Provided entries Block Start

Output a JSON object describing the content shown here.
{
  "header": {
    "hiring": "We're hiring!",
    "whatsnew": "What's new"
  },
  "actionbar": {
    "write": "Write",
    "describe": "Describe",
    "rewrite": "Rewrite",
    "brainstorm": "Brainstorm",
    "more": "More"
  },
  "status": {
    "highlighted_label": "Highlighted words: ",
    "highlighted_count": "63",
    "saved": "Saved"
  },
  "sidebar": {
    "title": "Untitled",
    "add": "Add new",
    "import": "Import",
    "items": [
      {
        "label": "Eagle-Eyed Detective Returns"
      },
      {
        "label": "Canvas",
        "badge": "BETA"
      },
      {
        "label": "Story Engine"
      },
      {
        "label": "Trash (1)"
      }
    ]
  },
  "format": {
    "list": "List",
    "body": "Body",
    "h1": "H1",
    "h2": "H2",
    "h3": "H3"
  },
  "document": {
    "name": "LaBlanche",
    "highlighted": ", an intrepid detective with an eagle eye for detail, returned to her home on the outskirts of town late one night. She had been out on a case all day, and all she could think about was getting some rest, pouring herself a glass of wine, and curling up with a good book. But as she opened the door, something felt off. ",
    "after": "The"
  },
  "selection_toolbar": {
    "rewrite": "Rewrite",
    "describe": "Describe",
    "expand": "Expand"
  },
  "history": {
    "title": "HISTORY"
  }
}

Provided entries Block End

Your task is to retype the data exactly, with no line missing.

Output a JSON object describing the content shown here.
{
  "header": {
    "hiring": "We're hiring!",
    "whatsnew": "What's new"
  },
  "actionbar": {
    "write": "Write",
    "describe": "Describe",
    "rewrite": "Rewrite",
    "brainstorm": "Brainstorm",
    "more": "More"
  },
  "status": {
    "highlighted_label": "Highlighted words: ",
    "highlighted_count": "63",
    "saved": "Saved"
  },
  "sidebar": {
    "title": "Untitled",
    "add": "Add new",
    "import": "Import",
    "items": [
      {
        "label": "Eagle-Eyed Detective Returns"
      },
      {
        "label": "Canvas",
        "badge": "BETA"
      },
      {
        "label": "Story Engine"
      },
      {
        "label": "Trash (1)"
      }
    ]
  },
  "format": {
    "list": "List",
    "body": "Body",
    "h1": "H1",
    "h2": "H2",
    "h3": "H3"
  },
  "document": {
    "name": "LaBlanche",
    "highlighted": ", an intrepid detective with an eagle eye for detail, returned to her home on the outskirts of town late one night. She had been out on a case all day, and all she could think about was getting some rest, pouring herself a glass of wine, and curling up with a good book. But as she opened the door, something felt off. ",
    "after": "The"
  },
  "selection_toolbar": {
    "rewrite": "Rewrite",
    "describe": "Describe",
    "expand": "Expand"
  },
  "history": {
    "title": "HISTORY"
  }
}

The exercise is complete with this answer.